“It’s been a really long and hard week, and I was really nervous this morning because I had no idea how I was going to go. Tonight, though, I was just excited to race – and it’s amazing to do it with Molly and Abbie [Wood] as well. “I feel like this season, I’ve learned a lot about my racecraft, to use that first 50m as easy speed and we’ve done so much work on that second 50m. I’m so glad it’s paid off now!”Sarah Vasey – photo by Gary McCaffery on training camp in Tenerife in 2017 – courtesy of
Renshaw, coached by Dave Hemmings was delighted, too, mostly about Sarah Vasey making it:
“I’m really happy. I knew Sarah would go out fast so I tried to stick with her as much as I could on the first 50m. I was completely rooting for her, I know she’s waited around all week and I’m so glad she’s done it. My focus is definitely the 200m Breaststroke, going into the summer it will continue that way – but it’s nice to see my 100m coming down and being a bit more competitive in that.”Molly Renshaw – by Georgie Kerr, courtesy of British Swimming
Third place went to Kate Hanlon in 1:08.00.
The flow of the fight:
Solid Wins For Luke Greenbank & Anna Hopkin
The other two finals in London today produced no instant access to Tokyo racing but the champions of both battles were already on the list of those who have or are highly likely to be named on the Olympic squad of up to 35 swimmers.
Luke Greenbank, preselected courtesy of his bronze in the 200m backstroke at 2019 World Championships, was off his best, having sprained an ankle badly a couple of weeks back, but he still managed a 1:56.70 for the 200m win, with Loughborough teammate Ellliott Clogg closest and 400IM qualifier for Tokyo Brodie Williams, for Bath, completing the top 3. Said Greenbank:

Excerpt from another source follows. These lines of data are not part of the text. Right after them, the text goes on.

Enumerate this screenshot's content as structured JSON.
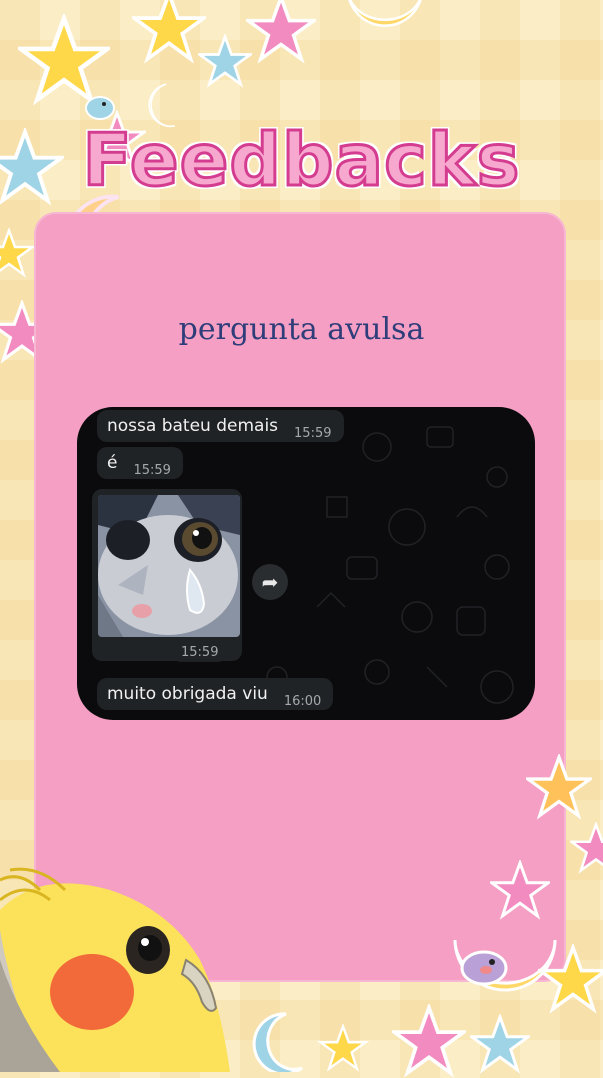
{
  "title": "Feedbacks",
  "card_heading": "pergunta avulsa",
  "chat": {
    "messages": [
      {
        "text": "nossa bateu demais",
        "time": "15:59"
      },
      {
        "text": "é",
        "time": "15:59"
      },
      {
        "text": "",
        "time": "15:59",
        "type": "image"
      },
      {
        "text": "muito obrigada viu",
        "time": "16:00"
      }
    ],
    "forward_icon": "forward-icon"
  },
  "colors": {
    "background": "#fbeec6",
    "card": "#f49fc3",
    "title_fill": "#f7a8cf",
    "title_stroke": "#d43d8f",
    "heading": "#2f3e7a",
    "chat_bg": "#0b0b0d",
    "bubble": "#202326"
  }
}
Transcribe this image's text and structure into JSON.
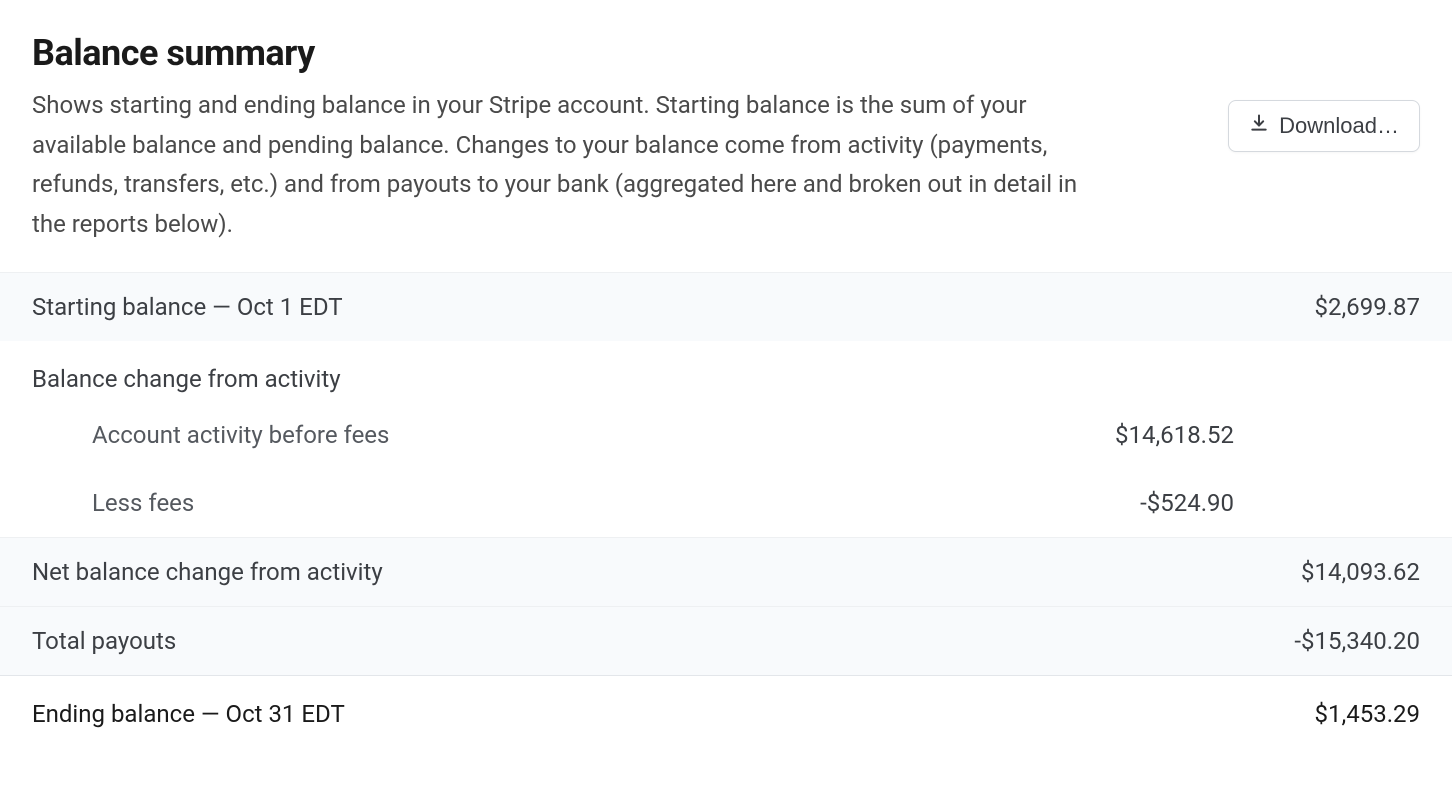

“I’m a little bit disappointed with the times. The training I’ve been doing coming into this was the best I’ve ever done, but I suffered an ankle sprain a couple of weeks ago, so it’s been a massively disrupted taper. It’s been a good opportunity to get some racing in, I’d have liked to have gone a lot faster but it is what it is.

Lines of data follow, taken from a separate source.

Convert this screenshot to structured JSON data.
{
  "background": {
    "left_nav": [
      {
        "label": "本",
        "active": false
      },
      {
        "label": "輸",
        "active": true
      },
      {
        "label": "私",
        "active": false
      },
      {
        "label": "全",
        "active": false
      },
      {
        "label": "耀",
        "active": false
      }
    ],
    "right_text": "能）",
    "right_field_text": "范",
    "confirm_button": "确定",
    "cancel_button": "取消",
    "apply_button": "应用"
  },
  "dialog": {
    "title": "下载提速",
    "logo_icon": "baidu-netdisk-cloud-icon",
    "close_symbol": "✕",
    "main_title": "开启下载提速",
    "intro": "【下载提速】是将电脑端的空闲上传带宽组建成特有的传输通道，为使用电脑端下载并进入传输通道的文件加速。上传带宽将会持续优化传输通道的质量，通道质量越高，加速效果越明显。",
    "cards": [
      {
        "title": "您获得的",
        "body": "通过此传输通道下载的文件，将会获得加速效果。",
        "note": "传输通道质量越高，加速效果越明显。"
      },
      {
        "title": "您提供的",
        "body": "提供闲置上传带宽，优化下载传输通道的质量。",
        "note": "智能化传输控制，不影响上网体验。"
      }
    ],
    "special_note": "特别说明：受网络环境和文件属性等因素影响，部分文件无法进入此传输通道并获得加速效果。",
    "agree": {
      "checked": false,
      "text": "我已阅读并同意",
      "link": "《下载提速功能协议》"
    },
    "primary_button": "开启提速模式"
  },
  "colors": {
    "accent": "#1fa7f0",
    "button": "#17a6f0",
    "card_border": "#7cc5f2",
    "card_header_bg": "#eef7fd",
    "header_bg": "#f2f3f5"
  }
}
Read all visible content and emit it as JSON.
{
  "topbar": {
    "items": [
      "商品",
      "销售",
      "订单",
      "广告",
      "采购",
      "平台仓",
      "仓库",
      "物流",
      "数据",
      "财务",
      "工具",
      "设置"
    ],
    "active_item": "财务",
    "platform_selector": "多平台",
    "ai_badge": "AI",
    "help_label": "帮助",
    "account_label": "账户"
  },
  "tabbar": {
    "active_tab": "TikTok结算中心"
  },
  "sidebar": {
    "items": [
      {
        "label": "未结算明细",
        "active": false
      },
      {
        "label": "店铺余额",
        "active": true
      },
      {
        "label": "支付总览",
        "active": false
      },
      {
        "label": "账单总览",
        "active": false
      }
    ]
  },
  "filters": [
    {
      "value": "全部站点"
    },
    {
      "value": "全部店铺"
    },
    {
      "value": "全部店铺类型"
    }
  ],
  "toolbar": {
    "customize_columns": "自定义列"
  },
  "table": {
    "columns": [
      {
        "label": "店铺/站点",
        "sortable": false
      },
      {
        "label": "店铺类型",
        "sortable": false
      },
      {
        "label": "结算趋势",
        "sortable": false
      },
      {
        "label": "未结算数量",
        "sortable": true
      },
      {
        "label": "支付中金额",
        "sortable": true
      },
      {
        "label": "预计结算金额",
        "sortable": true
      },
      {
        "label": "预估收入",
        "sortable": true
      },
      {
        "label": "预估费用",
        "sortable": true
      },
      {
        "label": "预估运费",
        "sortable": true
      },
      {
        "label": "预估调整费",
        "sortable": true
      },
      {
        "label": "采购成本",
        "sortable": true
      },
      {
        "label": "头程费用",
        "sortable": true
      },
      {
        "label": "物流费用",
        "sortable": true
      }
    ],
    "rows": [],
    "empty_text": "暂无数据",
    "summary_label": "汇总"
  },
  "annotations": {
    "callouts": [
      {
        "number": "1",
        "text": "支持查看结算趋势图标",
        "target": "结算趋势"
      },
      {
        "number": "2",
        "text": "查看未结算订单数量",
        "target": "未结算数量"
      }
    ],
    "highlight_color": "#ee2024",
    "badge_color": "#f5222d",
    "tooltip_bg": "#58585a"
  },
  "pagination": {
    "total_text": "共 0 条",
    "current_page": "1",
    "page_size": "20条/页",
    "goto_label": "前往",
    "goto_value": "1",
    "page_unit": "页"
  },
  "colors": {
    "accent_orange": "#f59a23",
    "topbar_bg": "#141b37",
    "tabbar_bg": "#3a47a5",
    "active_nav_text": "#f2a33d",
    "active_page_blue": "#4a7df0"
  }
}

It’s probably about more of the same for me now. Like I said, it was the best block of training I’ve ever done, I was just unfortunate having far from the ideal taper. Considering that two weeks ago I was struggling to walk with my ankle, though, I’ll take these performances.”Luke Greenbank – photo by Georgie Kerr, courtesy of British Swimming
Anna Hopkin had already raced inside the Tokyo cut a touch behind Freya Anderson in the 100m. Today, she dominated the dash with a 24.79 just shy of the 24.60 target, though she is likely to race the 50 in Tokyo. Coached by Mel Marshall at Loughborough after returning from college in the U.S. sooner than expected because of the pandemic, she said:

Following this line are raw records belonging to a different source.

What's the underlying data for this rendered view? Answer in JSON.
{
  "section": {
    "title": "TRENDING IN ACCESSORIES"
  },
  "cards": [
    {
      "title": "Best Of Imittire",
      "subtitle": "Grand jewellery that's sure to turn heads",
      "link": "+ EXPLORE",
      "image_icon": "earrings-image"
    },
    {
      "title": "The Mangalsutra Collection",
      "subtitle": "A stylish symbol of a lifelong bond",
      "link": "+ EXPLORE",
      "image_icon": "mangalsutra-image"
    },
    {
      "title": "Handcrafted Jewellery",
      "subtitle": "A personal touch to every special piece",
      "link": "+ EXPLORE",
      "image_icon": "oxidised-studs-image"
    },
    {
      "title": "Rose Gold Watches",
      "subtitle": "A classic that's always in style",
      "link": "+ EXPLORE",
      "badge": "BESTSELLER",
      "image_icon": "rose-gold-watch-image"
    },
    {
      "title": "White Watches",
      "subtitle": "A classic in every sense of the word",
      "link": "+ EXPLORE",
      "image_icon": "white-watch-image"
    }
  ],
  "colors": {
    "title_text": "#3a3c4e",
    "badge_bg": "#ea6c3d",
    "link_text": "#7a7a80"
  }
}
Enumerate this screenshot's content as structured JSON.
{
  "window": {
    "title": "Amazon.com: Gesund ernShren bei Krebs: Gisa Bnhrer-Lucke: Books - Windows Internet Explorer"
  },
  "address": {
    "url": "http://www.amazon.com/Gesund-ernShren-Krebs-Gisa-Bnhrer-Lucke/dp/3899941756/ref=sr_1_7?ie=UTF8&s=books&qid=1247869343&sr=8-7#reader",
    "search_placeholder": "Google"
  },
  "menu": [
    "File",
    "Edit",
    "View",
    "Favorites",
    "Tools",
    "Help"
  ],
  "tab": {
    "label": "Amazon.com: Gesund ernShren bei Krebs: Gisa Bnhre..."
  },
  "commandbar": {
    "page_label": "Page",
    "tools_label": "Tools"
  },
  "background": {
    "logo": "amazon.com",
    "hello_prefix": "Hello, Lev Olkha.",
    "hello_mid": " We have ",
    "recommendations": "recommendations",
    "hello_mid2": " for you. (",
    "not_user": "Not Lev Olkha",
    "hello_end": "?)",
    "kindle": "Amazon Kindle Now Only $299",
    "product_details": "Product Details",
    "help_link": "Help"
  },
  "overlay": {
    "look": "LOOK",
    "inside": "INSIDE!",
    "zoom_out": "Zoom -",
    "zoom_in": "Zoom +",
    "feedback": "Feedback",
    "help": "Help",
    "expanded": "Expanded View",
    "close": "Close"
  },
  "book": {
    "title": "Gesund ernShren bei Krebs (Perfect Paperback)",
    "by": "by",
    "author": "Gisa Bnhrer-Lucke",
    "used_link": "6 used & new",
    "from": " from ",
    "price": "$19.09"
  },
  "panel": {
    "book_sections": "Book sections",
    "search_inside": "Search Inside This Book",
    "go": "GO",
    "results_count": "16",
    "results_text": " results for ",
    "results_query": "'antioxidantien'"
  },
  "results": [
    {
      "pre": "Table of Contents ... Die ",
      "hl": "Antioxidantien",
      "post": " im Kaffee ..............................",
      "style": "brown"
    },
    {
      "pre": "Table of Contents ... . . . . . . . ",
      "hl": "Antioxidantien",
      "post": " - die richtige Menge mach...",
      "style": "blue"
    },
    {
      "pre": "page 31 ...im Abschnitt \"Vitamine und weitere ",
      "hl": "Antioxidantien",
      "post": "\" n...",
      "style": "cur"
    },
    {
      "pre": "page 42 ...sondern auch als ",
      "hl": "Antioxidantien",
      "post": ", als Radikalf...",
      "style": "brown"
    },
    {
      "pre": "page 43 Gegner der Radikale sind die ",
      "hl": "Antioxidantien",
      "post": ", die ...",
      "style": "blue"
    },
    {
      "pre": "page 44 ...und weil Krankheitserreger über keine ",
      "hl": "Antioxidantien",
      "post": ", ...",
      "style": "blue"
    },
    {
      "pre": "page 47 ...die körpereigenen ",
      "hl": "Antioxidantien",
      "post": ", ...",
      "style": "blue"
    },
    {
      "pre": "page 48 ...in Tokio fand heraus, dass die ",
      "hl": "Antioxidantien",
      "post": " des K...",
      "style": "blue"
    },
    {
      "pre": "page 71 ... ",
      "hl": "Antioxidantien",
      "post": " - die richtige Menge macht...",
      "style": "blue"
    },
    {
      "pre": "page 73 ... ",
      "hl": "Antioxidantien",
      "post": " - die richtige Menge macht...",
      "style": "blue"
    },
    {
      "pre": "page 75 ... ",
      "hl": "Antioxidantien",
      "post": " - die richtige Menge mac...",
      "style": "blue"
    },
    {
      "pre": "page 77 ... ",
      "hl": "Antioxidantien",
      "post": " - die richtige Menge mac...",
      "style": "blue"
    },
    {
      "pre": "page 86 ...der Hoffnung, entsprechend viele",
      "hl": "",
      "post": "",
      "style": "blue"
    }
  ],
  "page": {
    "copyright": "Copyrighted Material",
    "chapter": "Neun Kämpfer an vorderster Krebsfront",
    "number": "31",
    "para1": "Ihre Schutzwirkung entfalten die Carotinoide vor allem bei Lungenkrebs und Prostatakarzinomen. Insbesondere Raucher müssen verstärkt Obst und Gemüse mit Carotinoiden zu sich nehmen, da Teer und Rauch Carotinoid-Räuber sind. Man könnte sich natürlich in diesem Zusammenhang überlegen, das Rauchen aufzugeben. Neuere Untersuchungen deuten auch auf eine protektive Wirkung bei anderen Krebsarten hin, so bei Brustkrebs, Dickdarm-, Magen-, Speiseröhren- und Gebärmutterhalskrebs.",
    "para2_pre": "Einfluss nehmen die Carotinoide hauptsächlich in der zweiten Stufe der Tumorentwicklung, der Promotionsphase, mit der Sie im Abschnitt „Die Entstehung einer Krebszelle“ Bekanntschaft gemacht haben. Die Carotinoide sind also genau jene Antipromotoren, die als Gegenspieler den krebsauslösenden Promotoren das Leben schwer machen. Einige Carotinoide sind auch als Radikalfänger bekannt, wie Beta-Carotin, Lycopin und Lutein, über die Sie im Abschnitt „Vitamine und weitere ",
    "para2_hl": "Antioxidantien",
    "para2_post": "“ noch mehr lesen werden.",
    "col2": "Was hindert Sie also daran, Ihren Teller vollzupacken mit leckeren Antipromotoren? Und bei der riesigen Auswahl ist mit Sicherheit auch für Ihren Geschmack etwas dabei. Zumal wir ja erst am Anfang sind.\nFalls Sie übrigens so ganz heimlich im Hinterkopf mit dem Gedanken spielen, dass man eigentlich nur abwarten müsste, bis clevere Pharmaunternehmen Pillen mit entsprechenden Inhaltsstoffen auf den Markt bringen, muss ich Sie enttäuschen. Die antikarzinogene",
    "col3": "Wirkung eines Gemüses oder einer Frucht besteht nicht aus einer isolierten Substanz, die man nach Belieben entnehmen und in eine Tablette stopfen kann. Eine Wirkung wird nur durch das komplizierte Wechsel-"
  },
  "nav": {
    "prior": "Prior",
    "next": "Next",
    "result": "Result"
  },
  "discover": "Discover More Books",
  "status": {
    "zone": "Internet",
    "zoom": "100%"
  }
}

“I’m pretty happy with that swim. I think that’s the fastest I’ve ever been outside of Worlds and definitely the fastest I’ve ever been at this point of the season, so to step on a little from the heat and put on a really solid time, I’m pretty happy with that. I like to focus on both the 50m and the 100m. I think the 100m takes precedence just because of relays and you always have to train up to the longest distance – but the 50m is always a fun one to do as well. It’s exciting to hopefully have a shot at being part of that relay. I’m just excited for the next few months.”Anna Hopkin – photo by Georgie Kerr, courtesy of British Swimming
The summing up of the trials and the naming of teams and the outcome of it all belong to the future, week, months and in some ways years ahead. One summer-up comment caught the eye at the end of the five days of racing in London: a shout out to the development coaches and the local programs where it all begins, places and people that have been struggling, are struggling and will struggle for a while yet because of the shockwaves of the pandemic. This from coach Kevin Renshaw to many of his peers: